Today I am thinking of all my endo sisters, but none more than Jasmine. She is only 16 and has horrific endometriosis and had her first surgery at 12 years old.
While other teenagers are playing with Barbie dolls and sticking up One Direction posters, Jasmine is lying on the floor in agony. They think Jasmine’s endo has spread to her diaphragm, so every breath Jasmine takes she can often feel a sharp stabbing pain which serves as a constant reminder.
We desperately need a cure for endometriosis but until then, all we ask for is more tools to use along the way. Visanne is a big step forward into bettering the lives of endometriosis sufferers. No, it won’t be for everyone and yes, it does have side effects but for the endo sufferers that are in constant pain, this could be a way for them to live the life they deserve.
March is Endometriosis Awareness Month. I’m stage 4 endo and I am proud to be an ambassador for Endometriosis Australia. We need to raise awareness and we need to raise funds for more research so we can find a cure.
On Friday March 6th we are encouraging you to wear yellow to work to show your support. Get your family, friends and work mates involved and get them talking, because I can guarantee you that there are people you know who have someone close to them that are affected by this horrible disease.
Want to know more about Visanne?
What is Visanne?

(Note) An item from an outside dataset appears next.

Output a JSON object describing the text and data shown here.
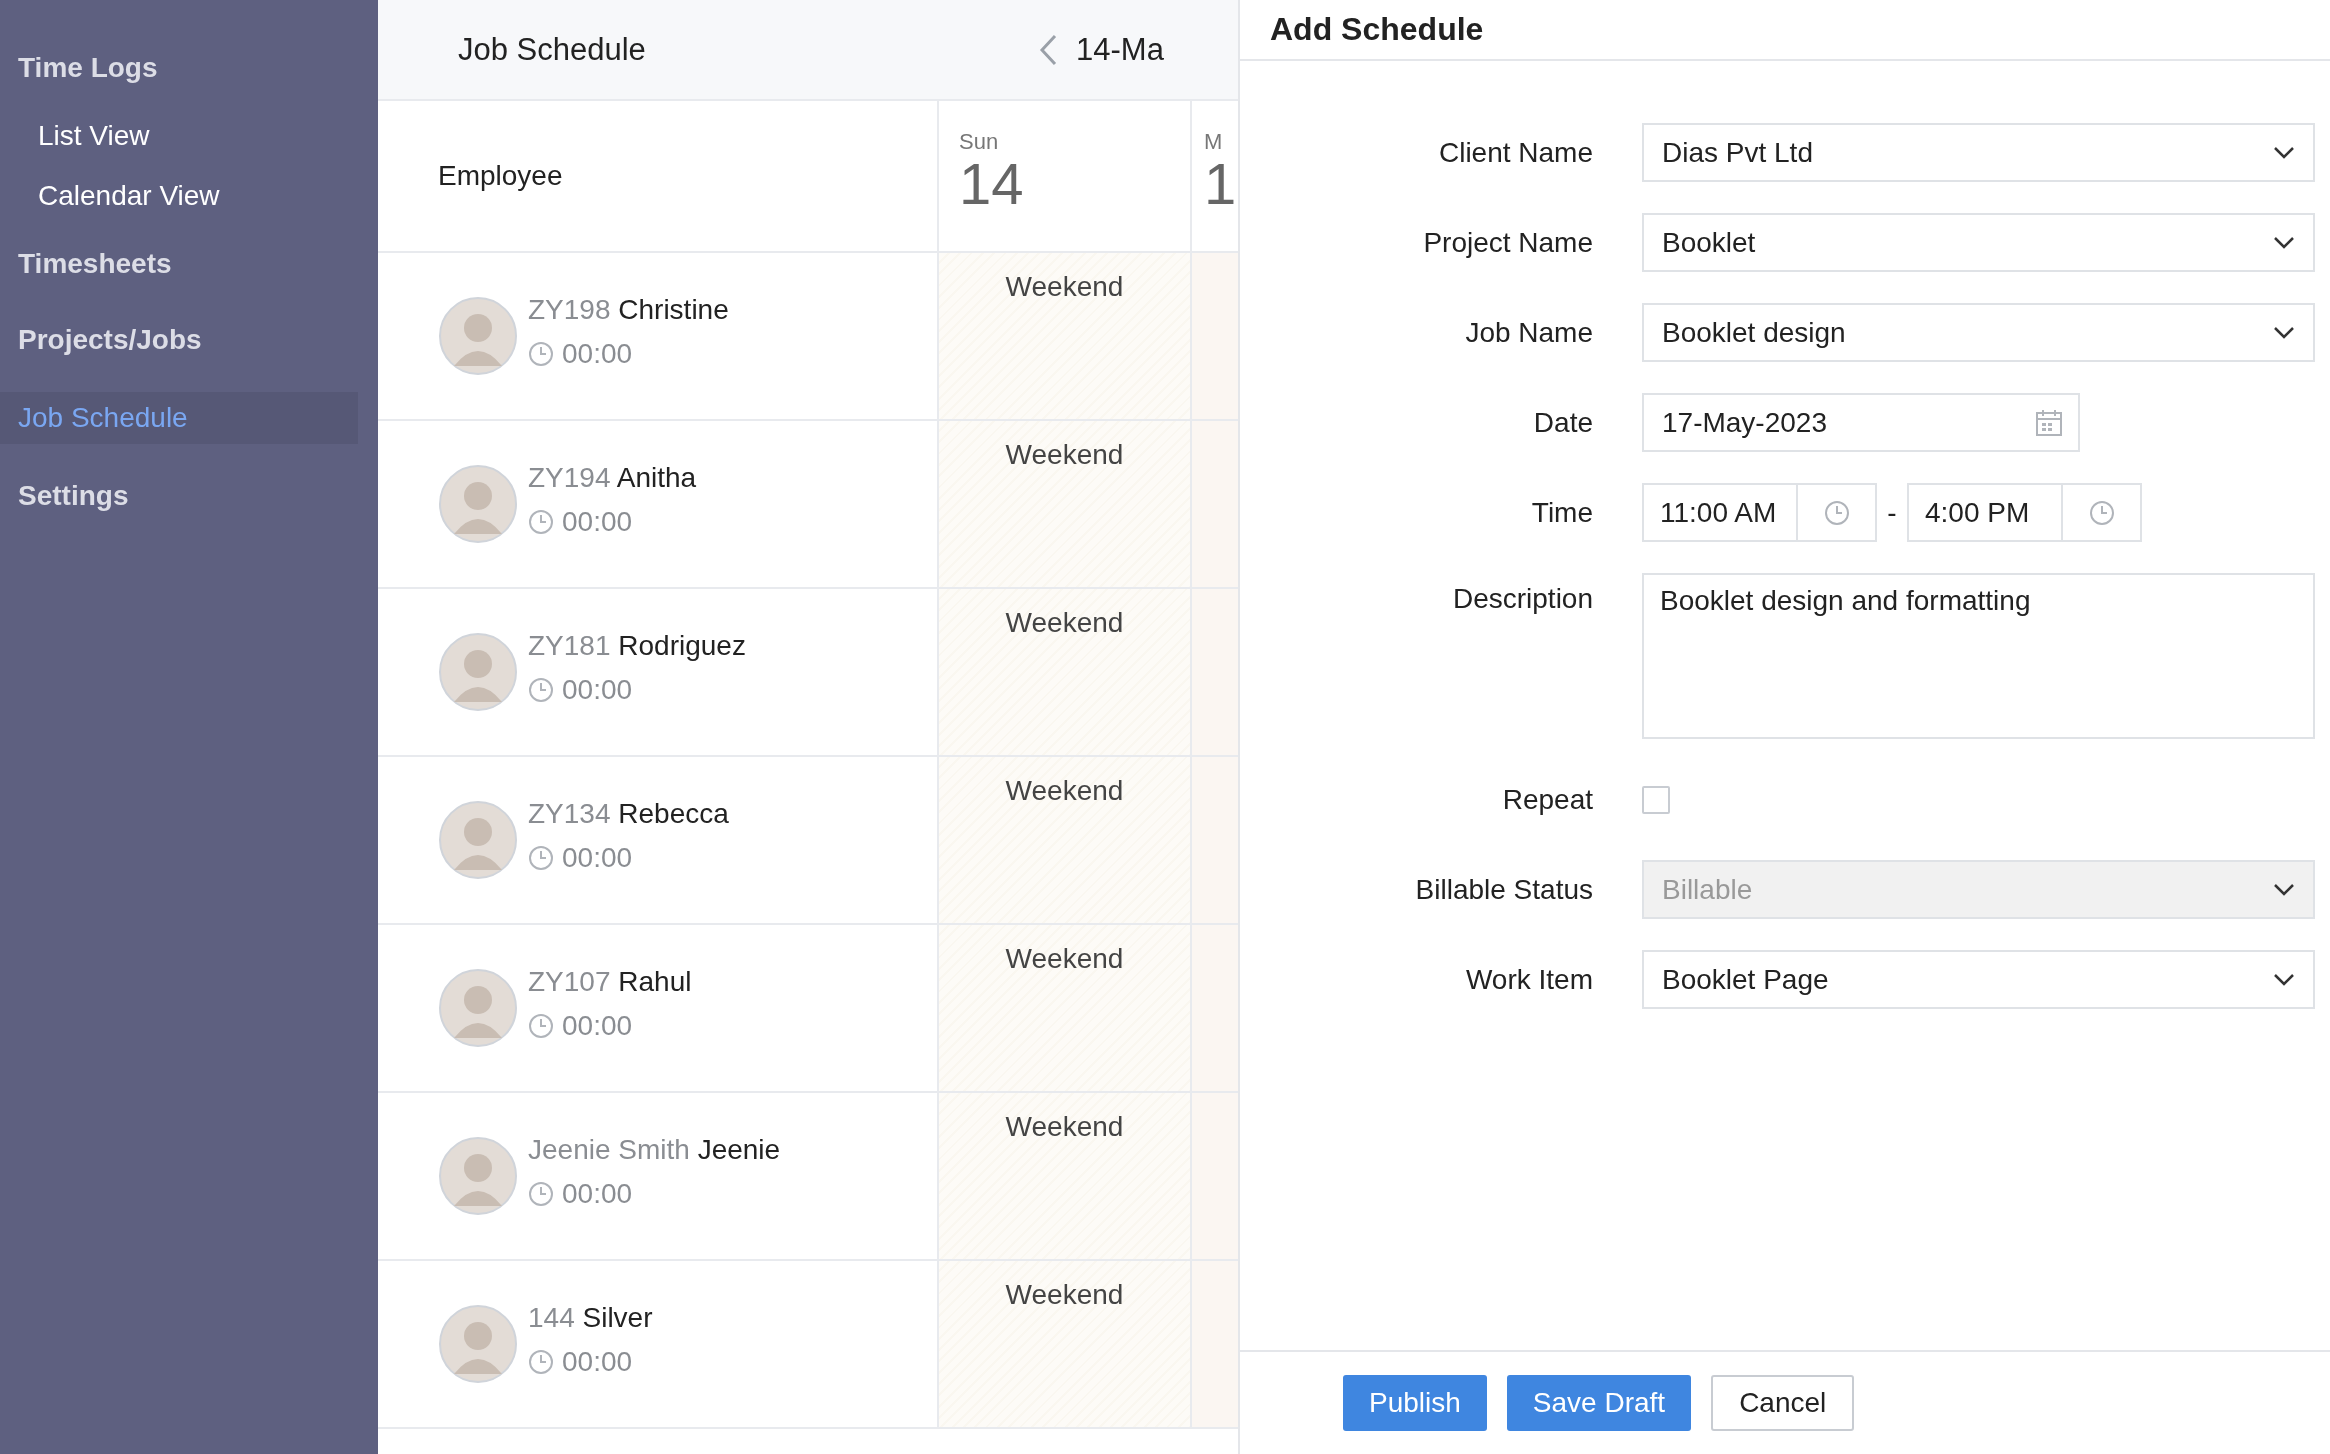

Visanne is a new medication aimed to reduce the pain associated with endometriosis. It contains a progesterone component which mimics the hormone naturally produced by the female body. Progesterone, along with other hormones such as oestrogen, are necessary for reproduction and regulation of menstrual cycles. The progesterone in Visanne acts to reduce the effects of oestrogen on the uterus lining which in tern can reduce pelvic inflammation and pain associated with endometriosis.
How is the drug taken?
Available via prescription only, the drug needs to be taken once daily, at the same time of day. Women using the treatment are required to keep taking the medication regardless of where they may be in their menstrual cycle and unlike a contraceptive (which Visanne is not) patients are not to cease dosage during their period.
Do you or someone you know suffer from Endometriosis? What are you planning to do during this month of awareness?
Read more at http://www.theglow.com.au/health/mel-greig-endometriosis-update/#UO3rsKjFSplSfm7K.99